People love pets of all kinds and with good reason. Animals offer emotional support, affection and even physical help for the disabled. This sort of human-animal lovefest goes back centuries. Today, however, animals have taken on new responsibilities from service animals, like seeing-eye dogs to emotional support animals (ESAs), which help people deal with a variety of personal issues. In fact, the number of emotional support animals has literally exploded over the last 10 to 15 years as people have turned to dogs, cats, pigs, goats, birds and other animals for support.
The National Service Animal Registry, in fact, reports that the number of service and emotional support animals has risen from 2,400 in 2012 to well over 200,000 today. This surge has also brought about increased calls for ESA regulations and controls. There is little doubt these animals provide great support for those in need, but it is important for individuals to understand what constitutes an ESA and where these animals are allowed. WellWell recommends those who need more information visit The ESA Registration of America to learn more. In the meantime, WellWell has put together a list of possible ESAs for those in need.
Okay, llamas and alpacas may not seem like the ideal ESA, but they have a lot to offer. If raised around people, they are generally gentle, friendly and empathetic. Their cozy soft coat is an added plus. Obviously, these are not apartment or house pets. They need outdoor space. But there are a growing number of llama therapy farms now in place that can offer visitors an emotional boost.
Polly can do more than munch a cracker. Parrots can also make excellent ESAs thanks to their ability to mimic human speech and a seeming tendency for empathy. They reportedly are also able to sense rising tension and anger in their human companions and can proactively help to lessen their anxiety by repeating phrases that have a calming effect.
These small, cuddle, quiet animals pack a big therapeutic punch for those in need. Better still, they are easy to transport, don’t make noise and may be perfect for those individuals who aren’t fond of dogs or cats.
Cats can be a great emotional support option. For one thing, they require less attention than dogs, but they are still quirky, which can add an amusing wrinkle for those looking for an ESA.
Goats have always been known for keeping your grass tidy. But they are increasingly popular as ESAs. In fact, they became so common that some airlines sought to prevent them from accompanying their human companions on flights.
No, we weren’t going to overlook dogs. They are not only man’s best friend, but dogs are also probably the most popular ESA. Face it, They are affectionate, funny, hard-working and can be silly too. Not surprisingly, the use of dogs as emotional support animals has grown dramatically in recent years with the rise in anxiety and depression.

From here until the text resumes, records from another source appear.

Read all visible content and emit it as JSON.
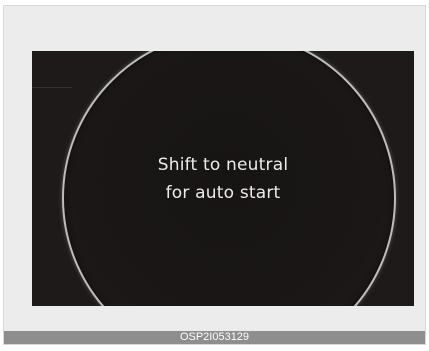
{
  "display": {
    "message_line1": "Shift to neutral",
    "message_line2": "for auto start"
  },
  "caption": {
    "code": "OSP2I053129"
  },
  "colors": {
    "screen_background": "#1e1a1a",
    "ring": "#bdbdbd",
    "text": "#ececec",
    "caption_bar": "#8e8e8e"
  }
}
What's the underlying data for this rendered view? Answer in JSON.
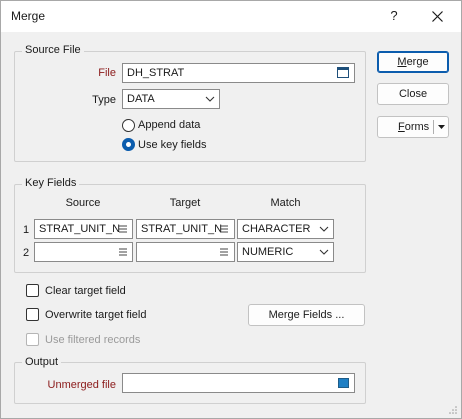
{
  "window": {
    "title": "Merge",
    "help_glyph": "?"
  },
  "source_file": {
    "legend": "Source File",
    "file_label": "File",
    "file_value": "DH_STRAT",
    "type_label": "Type",
    "type_value": "DATA",
    "append_label": "Append data",
    "use_key_label": "Use key fields",
    "selected_mode": "use_key_fields"
  },
  "key_fields": {
    "legend": "Key Fields",
    "headers": {
      "source": "Source",
      "target": "Target",
      "match": "Match"
    },
    "rows": [
      {
        "num": "1",
        "source": "STRAT_UNIT_N",
        "target": "STRAT_UNIT_N",
        "match": "CHARACTER"
      },
      {
        "num": "2",
        "source": "",
        "target": "",
        "match": "NUMERIC"
      }
    ]
  },
  "options": {
    "clear_target_label": "Clear target field",
    "overwrite_target_label": "Overwrite target field",
    "use_filtered_label": "Use filtered records",
    "merge_fields_label": "Merge Fields ..."
  },
  "output": {
    "legend": "Output",
    "unmerged_label": "Unmerged file",
    "unmerged_value": ""
  },
  "buttons": {
    "merge_first": "M",
    "merge_rest": "erge",
    "close": "Close",
    "forms_first": "F",
    "forms_rest": "orms"
  },
  "colors": {
    "accent": "#0b5cad",
    "required_label": "#8b1a1a",
    "browse_square": "#1e7fc4"
  },
  "icons": [
    "close-icon",
    "folder-browse-icon",
    "chevron-down-icon",
    "list-icon",
    "dropdown-arrow-icon",
    "size-grip-icon"
  ]
}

Psychologists are also increasingly prescribing emotional support dogs as a way to treat those suffering from emotional trauma.
Do you have a favorite ESA? Let us know at firstname.lastname@example.org.
WellWell editors independently identify services and products of interest. If readers purchase anything through the associated links, WellWell may earn a commission, which goes to support our work. Learn More.